Businesses based in Reading town centre have voted to invest in Reading town centre by renewing Reading Central Business Improvement District (BID) and creating a new Abbey Quarter Commercial District. Both will run for five years, starting on April 1, 2019.
80% of businesses by number and 94% of businesses by rateable value voted in favour of the proposals put forward by Reading UK. Meanwhile, 87% of businesses voted in favour of the Abbey Quarter BID.
Reading Borough Council, as ballot holder in accordance with its electoral role under the Local Government Act 2003, declared the result of the ballot on its website, http://www.reading.gov.uk/bid
Adam Jacobs, chairman of Reading UK, said: “Reading businesses have recognised the value that the BID has brought to Reading over the past 13 years. They have voted to continue that investment in the town centre which will ensure Reading both retains and grows its position as a great place to live, visit, work and do business.
“Reading UK and members of the town centre’s business community will be working hard over the next few months to pull together the detail of the five-year investment programme for the two BIDs in order to start delivering tangible benefits as soon as possible. We thank them for their confidence in a shared and ambitious vision for Reading and its fantastic community.”
Following a consultation of businesses in the town centre, the proposals for the BIDs 2019-24 were drawn up to reflect local business priorities.
Reading Central BID

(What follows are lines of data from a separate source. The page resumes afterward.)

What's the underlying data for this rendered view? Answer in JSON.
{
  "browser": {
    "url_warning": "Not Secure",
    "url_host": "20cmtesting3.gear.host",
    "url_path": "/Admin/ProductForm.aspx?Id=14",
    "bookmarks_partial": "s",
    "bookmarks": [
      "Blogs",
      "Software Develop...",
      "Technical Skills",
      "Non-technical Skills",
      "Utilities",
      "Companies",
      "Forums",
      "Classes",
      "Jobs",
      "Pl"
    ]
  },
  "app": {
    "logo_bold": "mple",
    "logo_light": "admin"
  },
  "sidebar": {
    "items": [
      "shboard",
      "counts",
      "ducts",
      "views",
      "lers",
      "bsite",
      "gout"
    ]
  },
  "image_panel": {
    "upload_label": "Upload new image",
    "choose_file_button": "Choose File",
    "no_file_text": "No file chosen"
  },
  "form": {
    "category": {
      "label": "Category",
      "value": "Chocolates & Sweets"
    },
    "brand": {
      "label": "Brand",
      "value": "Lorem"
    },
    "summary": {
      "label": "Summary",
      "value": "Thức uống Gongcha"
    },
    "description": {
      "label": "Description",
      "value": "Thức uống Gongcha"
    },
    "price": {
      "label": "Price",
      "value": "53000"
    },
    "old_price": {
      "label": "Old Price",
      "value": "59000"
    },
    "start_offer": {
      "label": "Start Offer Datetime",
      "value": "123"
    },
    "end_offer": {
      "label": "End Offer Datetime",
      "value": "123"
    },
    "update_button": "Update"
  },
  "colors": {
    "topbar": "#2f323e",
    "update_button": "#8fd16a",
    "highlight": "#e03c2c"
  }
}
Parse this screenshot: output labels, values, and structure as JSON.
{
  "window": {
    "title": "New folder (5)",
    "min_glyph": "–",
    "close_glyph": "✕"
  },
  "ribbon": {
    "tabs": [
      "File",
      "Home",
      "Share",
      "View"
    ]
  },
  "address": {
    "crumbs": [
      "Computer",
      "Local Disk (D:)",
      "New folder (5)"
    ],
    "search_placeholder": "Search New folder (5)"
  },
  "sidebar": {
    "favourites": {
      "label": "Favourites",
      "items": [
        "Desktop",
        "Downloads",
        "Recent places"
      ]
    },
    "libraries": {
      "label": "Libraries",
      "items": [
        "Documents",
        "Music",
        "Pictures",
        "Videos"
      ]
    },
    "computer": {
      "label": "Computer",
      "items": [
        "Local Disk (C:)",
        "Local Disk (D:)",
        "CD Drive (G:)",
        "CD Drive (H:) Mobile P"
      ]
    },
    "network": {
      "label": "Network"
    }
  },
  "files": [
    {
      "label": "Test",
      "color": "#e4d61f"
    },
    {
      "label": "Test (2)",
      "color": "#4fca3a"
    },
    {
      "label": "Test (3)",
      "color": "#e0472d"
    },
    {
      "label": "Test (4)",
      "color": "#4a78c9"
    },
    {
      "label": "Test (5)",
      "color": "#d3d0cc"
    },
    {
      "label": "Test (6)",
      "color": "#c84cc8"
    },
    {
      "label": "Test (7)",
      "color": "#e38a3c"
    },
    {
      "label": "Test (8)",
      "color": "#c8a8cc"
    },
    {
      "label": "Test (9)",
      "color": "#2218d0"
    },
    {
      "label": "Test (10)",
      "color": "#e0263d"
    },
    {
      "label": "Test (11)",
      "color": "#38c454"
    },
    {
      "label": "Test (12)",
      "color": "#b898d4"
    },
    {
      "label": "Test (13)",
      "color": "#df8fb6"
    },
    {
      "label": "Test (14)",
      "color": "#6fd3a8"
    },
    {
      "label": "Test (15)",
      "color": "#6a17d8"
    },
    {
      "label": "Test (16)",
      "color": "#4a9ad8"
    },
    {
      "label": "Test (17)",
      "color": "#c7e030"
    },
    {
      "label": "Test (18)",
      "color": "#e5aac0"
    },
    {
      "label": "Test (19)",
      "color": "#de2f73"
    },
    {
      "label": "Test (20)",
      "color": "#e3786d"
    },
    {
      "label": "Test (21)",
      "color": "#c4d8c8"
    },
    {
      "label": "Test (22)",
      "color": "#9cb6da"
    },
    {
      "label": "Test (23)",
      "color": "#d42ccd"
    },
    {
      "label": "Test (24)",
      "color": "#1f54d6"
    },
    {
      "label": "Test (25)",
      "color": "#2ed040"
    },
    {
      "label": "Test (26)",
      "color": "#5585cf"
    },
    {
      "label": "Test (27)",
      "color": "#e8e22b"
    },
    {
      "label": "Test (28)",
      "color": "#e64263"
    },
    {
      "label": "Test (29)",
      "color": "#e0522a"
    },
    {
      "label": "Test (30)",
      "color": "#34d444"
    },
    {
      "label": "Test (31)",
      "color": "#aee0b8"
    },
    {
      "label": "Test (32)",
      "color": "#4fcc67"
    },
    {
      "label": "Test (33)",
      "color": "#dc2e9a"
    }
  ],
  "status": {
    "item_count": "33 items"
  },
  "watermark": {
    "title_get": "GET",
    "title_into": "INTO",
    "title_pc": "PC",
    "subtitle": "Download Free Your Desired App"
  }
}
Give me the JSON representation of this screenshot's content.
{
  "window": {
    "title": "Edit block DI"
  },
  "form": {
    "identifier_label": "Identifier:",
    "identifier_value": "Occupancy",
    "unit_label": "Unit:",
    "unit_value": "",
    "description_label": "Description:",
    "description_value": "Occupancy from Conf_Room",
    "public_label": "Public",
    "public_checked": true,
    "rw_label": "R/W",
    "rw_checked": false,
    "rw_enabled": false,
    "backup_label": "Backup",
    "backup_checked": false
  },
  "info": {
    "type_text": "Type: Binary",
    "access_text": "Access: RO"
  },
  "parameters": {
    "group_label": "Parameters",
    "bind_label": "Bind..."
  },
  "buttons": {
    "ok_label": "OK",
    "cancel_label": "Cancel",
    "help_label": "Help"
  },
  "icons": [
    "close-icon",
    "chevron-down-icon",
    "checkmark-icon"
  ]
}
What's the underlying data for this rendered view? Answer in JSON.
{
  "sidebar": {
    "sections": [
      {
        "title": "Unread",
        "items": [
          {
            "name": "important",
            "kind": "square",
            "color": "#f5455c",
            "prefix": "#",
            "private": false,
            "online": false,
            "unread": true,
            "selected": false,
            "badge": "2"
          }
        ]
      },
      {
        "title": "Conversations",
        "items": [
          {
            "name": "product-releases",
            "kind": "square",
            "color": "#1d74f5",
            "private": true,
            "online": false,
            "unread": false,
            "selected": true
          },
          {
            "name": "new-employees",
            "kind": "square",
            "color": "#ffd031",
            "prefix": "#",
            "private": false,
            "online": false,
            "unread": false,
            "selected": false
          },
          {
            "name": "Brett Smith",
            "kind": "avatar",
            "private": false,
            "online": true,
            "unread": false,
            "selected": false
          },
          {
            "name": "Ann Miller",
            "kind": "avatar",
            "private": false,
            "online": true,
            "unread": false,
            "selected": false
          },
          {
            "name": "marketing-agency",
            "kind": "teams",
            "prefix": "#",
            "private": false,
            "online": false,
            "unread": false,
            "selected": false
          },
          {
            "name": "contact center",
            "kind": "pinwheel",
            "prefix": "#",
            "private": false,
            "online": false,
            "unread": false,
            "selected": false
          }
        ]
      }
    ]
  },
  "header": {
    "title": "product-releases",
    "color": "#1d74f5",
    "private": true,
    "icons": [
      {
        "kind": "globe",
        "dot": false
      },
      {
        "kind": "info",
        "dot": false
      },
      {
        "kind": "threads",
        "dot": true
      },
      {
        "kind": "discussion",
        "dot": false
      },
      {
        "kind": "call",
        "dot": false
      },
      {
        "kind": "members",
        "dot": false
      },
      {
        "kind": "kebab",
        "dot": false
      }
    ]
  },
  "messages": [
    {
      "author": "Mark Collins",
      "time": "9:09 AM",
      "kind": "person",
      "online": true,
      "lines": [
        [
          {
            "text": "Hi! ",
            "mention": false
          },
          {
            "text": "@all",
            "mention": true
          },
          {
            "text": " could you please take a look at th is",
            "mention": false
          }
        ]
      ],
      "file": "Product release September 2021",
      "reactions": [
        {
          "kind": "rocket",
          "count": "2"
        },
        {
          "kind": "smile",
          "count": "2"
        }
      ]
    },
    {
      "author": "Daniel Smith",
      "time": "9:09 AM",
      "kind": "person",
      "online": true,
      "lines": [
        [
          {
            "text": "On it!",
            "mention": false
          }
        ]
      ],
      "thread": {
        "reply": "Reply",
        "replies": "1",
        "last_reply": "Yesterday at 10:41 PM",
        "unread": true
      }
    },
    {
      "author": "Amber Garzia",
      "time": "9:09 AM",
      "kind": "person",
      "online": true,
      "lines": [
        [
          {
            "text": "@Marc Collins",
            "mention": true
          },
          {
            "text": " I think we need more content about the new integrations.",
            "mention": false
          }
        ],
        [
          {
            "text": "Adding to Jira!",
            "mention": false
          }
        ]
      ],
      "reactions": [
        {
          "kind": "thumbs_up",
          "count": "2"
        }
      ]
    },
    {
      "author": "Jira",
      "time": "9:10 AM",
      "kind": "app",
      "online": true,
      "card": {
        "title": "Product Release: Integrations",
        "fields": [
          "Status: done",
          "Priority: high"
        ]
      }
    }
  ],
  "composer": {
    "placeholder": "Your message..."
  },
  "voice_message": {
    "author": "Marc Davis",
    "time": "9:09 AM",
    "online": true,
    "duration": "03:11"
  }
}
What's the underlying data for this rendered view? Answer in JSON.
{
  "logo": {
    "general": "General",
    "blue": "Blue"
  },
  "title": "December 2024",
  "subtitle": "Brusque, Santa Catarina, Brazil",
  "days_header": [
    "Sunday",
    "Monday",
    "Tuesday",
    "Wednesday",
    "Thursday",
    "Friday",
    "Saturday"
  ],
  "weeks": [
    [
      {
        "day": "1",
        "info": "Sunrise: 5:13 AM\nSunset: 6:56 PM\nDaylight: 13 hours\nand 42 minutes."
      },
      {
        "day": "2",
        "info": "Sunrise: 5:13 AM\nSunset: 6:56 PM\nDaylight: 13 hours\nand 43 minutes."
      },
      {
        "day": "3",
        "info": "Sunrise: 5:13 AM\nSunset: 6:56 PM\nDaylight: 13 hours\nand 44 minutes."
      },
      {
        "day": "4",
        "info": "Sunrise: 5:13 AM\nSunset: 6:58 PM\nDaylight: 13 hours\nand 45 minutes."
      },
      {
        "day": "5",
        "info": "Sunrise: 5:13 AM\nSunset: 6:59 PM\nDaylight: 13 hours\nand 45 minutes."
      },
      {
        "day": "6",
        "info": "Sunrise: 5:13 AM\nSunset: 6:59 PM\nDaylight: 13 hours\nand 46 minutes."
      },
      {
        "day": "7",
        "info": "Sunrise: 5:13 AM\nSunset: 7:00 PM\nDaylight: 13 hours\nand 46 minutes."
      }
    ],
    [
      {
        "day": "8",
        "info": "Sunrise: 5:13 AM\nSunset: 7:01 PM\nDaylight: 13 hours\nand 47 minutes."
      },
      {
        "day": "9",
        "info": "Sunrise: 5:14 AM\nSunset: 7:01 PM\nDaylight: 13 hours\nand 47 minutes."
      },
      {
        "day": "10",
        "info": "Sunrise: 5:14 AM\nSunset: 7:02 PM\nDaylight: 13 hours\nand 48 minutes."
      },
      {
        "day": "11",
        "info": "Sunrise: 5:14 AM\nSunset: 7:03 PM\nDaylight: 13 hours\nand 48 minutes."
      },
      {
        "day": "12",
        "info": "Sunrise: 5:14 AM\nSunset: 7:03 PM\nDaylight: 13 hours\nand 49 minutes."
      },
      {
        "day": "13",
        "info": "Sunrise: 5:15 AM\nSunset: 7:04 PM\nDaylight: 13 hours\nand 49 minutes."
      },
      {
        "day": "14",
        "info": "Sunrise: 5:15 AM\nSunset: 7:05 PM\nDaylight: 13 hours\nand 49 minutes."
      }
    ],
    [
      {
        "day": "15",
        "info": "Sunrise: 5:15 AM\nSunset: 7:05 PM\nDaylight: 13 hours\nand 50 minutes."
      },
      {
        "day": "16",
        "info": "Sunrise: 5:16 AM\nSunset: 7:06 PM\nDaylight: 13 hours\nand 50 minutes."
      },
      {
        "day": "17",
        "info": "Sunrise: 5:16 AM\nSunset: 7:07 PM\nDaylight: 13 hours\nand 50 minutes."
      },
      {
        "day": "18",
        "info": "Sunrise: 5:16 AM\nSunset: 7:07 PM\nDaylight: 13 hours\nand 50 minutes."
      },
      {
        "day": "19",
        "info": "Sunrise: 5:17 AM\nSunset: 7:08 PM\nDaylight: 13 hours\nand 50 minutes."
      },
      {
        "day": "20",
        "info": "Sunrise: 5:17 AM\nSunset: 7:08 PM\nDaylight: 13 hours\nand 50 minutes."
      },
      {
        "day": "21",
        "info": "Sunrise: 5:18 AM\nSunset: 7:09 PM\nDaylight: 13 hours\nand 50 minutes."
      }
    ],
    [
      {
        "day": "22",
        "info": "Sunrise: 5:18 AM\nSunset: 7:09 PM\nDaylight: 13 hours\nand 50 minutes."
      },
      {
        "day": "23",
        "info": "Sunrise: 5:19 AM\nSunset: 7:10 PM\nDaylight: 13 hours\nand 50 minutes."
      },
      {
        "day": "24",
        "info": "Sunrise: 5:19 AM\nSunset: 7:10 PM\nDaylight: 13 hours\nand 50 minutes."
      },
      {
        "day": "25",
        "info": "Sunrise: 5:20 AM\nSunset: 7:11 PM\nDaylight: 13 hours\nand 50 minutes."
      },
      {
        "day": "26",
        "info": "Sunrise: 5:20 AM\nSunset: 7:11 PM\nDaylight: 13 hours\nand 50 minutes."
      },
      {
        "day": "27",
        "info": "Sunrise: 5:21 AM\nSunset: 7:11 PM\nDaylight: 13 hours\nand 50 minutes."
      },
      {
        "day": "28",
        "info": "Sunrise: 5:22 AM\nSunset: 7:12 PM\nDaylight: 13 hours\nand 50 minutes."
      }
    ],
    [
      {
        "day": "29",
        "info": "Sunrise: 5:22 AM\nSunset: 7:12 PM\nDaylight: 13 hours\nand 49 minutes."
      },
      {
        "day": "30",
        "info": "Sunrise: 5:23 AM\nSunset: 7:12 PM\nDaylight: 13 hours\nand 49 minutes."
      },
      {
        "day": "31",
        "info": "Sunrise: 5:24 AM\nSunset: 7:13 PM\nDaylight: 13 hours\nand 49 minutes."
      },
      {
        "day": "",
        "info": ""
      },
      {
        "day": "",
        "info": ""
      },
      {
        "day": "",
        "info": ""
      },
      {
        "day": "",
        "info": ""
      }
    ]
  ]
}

Reading Central BID has been in existence since 2006 and is focused on the streets around Broad Street, from Jacksons’ Corner to Broad Street Mall and the Oracle to the Station. This latest vote is the third time town centre businesses have renewed the BID. Over the past five years, the Central BID has provided £2.2 million extra private investment in the town centre.
Reading UK has exciting and ambitious plans for the Central BID 2019-24 aimed at making the town centre more attractive and secure for shoppers, visitors and our own business community, supporting business growth, investing in Reading’s night time economy, as well as delivering business intelligence and information to the town centre business community.
Abbey Quarter Commercial District
The new Abbey Quarter BID covers the area surrounding Reading Abbey and includes many of Reading’s new central office buildings. This is an area which has developed fast in recent years and has the potential to become a world-class business location and a great place in which to live and work. The new BID will help deliver improvements in public realm and regenerate the Kennet, support place marketing, create safer and cleaner public spaces and work with businesses to help them attract and retain the very best talent.
Examples of activity it will fund include security/warden service, events programme to animate public spaces, health and wellbeing initiatives for staff who work in the area, a staff benefits scheme, lighting schemes and creative use of the waterways.
Reading Borough Council leader Jo Lovelock said: “I am delighted that businesses have voted to renew the Reading Central Business Improvement District (BID) and to create the new Abbey Quarter Commercial District.
“Since it was first established back in 2006 the Central BID has played a major role in helping to support the continued economic success of the town centre and of Reading as a whole. During the current BID period (2014-19), almost £2.5 million of additional funding has been raised though the BID which has helped fund a wide range of initiatives, all aimed at improving the attractiveness of the town centre and supporting its continued economic success. I am certain that both BIDS will go from strength to strength.”
Over 850 businesses and organisations within the town centre’s two BID areas were balloted on the proposals.
The new BIDs will take effect from April 1. All businesses will pay a 1% levy on their business rates. In addition, businesses in the night-time economy will pay an extra 2% levy which will support specific ring-fenced activities for that part of the economy.